The Eric Liddell Centre has developed befriending services for carers. Loss of social networks is one of the most common impacts of caring. Befrienders can help rebuild a carer’s sense of confidence, inclusion and self-esteem, which in turn promotes increased well-being.
Support for Unpaid Carers
In addition to supporting the person living with dementia, we also run services to support the people who look after them every day. The role of a carer can be isolating and stressful. A Carers UK survey found that 8 in 10 carers feel lonely and anxious. Finding ways to cope with the demands of the role and getting the occasional break help to extend the time that carers can keep their loved ones at home.
Our befriending service pairs carers with trained volunteers who meet with them regularly to provide companionship and a break from their responsibilities. They are matched on interests and circumstances so have a good start at building a relationship. They may meet weekly for a coffee or to attend a fitness class or other activity. The feedback we get from carers about this programme is overwhelmingly positive. This service makes a personal, positive impact on their lives and helps them sustain the role of carer for longer. We were able to help over 500 carers in 2018.
Befrienders support carers to become more engaged with the community, or simply have a break from caring for a little while.

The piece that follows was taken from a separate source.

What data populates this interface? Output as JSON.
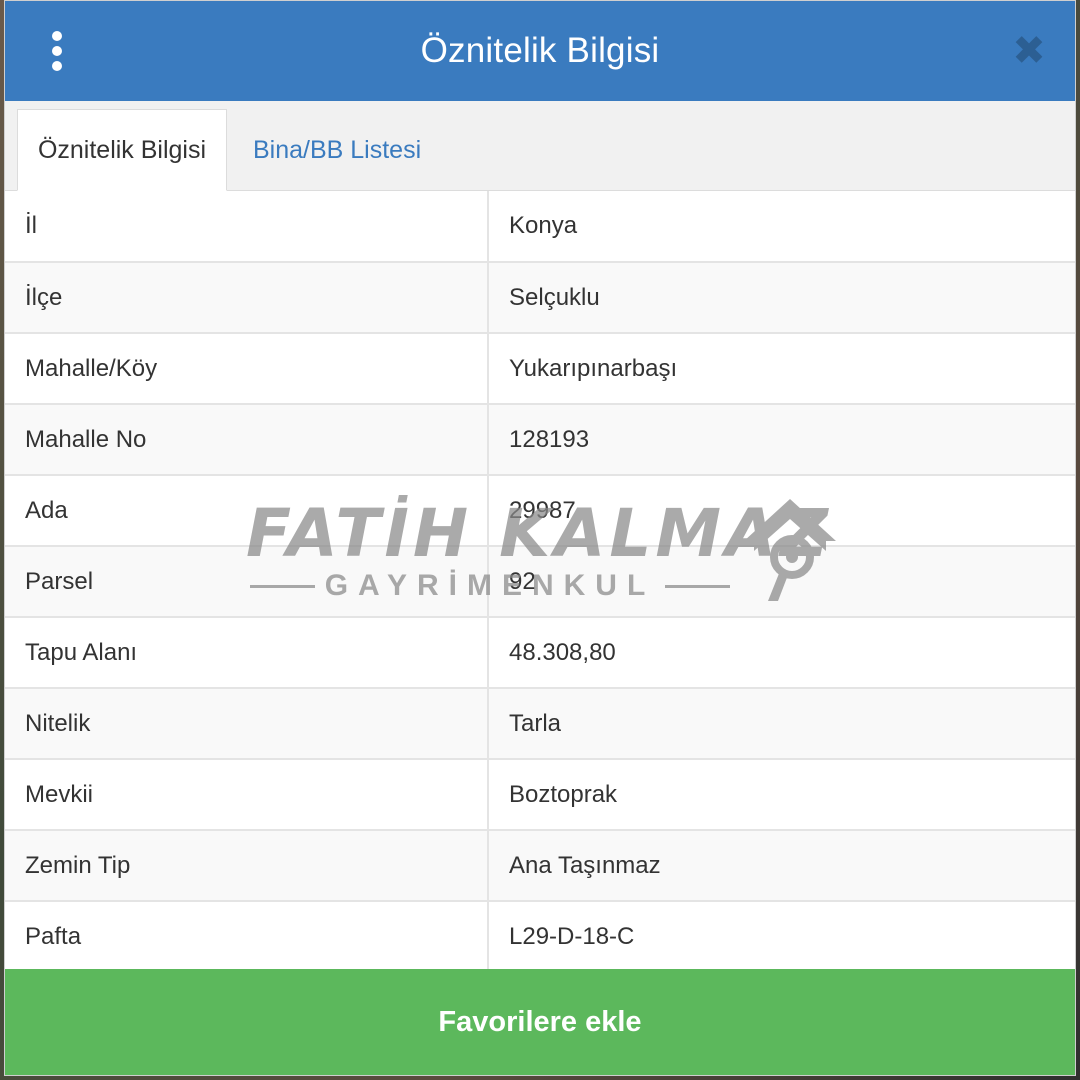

The service is free, however, carers will need to consider budgeting for any activity they attend with a befriender. If you would like to find out more please contact Sally Sorrie on 0131 357 1271 or email Sally.